Poverty Among the Elderly
Inadequate retirement saving and poor risk management increase the likelihood that a person will spend at least a portion of retired life in poverty. Using the U.S. government’s official poverty line, poverty rates among the elderly have declined long-term (Wentworth and Pattison, 2002). Another study focused on more recent changes (Issa and Zedlewski, 2011, p. 5):
The Great Recession, which began in December 2007, reduced incomes and increased poverty for younger Americans. Between 2007 and 2009, the poverty rate for those younger than 65 increased from 18.0 to 20.7 percent. For adults age 65 or older, however, poverty rates fell from 9.7 to 8.9 percent, and the share living in low-income families fell from 36.1 to 33.7 percent [see Figure 7-1-1]. Old-age poverty declined primarily because Social Security’s cost-of-living adjustment formula increased benefits by 5.8 percent in January 2009 (following a temporary surge in prices in mid-2008), while the price level fell slightly in 2009. This benefit increase significantly boosted incomes for low-income older adults, who rely primarily on Social Security.
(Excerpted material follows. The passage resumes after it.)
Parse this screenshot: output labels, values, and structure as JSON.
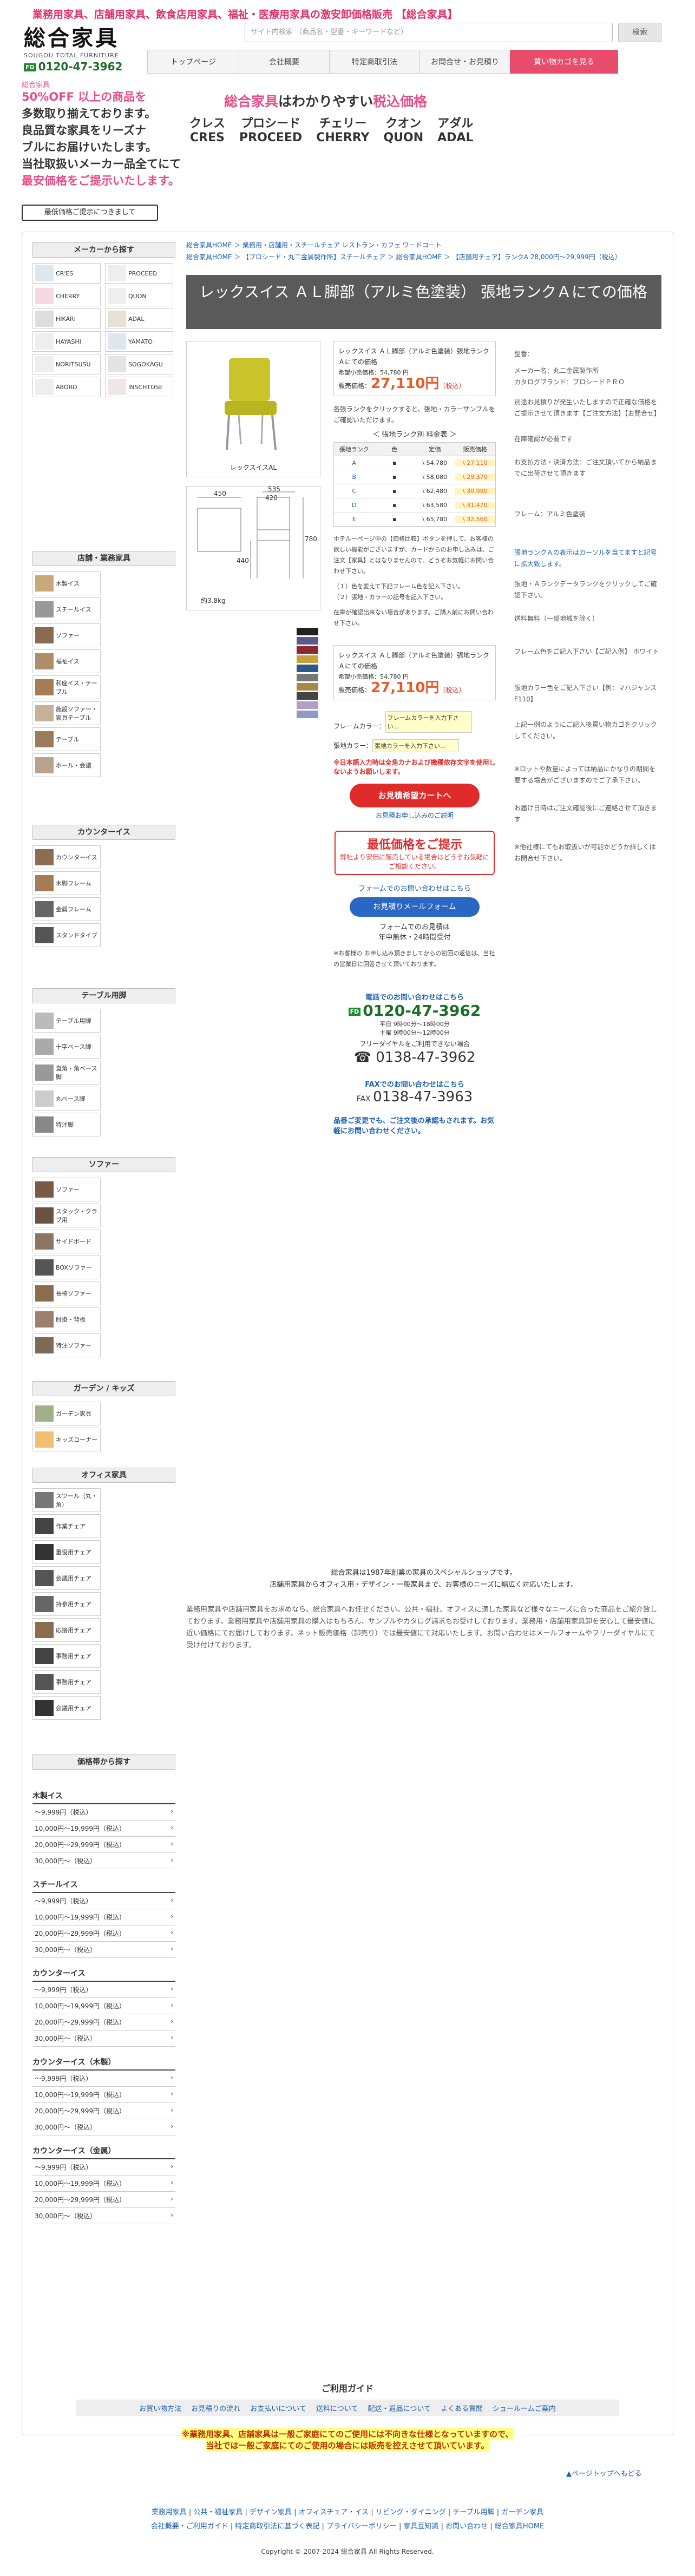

Poverty and near-poverty rates for adults age 75 or older declined more than for adults younger than 75 because Social Security makes up a larger share of their incomes. The incidence of near poverty fell slightly between 2007 and 2009–0.2 percentage points—among adults age 65 to 74. Their poverty rate fell more sharply, from 8.8 to 8.1 percent.
Still another study (Short, 2011) computed new poverty numbers using a broader definition of income, and it finds poverty among the 65+ group to be 15.9 percent, versus 15.6 percent for those aged 10–64. The new measure differs from the official poverty line as follows (p. 8): “The official poverty measure does not take account of
concepts/measurements of poverty. It is quite conceivable that many people could save too little yet not be in poverty. One of the goals of the follow-on study to this report will be to quantify inadequacy according to different definitions and measurements and thereby obtain a better understanding of the relationship between poverty and retirement saving.
Workplace Retirement Income Plan Risk
Americans’ retirement saving adequacy is strongly influenced by whether people participate in a workplace retirement income program. In the United States, pensions are usually of the DB or DC variety, though a plan may also be structured as a hybrid with both DB and DC characteristics. Employers who sponsor a DB plan typically offer coverage to most employees and require participation in the plan.7 Private sector employers
7It should be noted that while a DB plan generally offers broad coverage, workers may lose any rights to pension benefits if they leave the organization that sponsors the plan. In other words, there is individual risk in DB plans associated with worker mobility.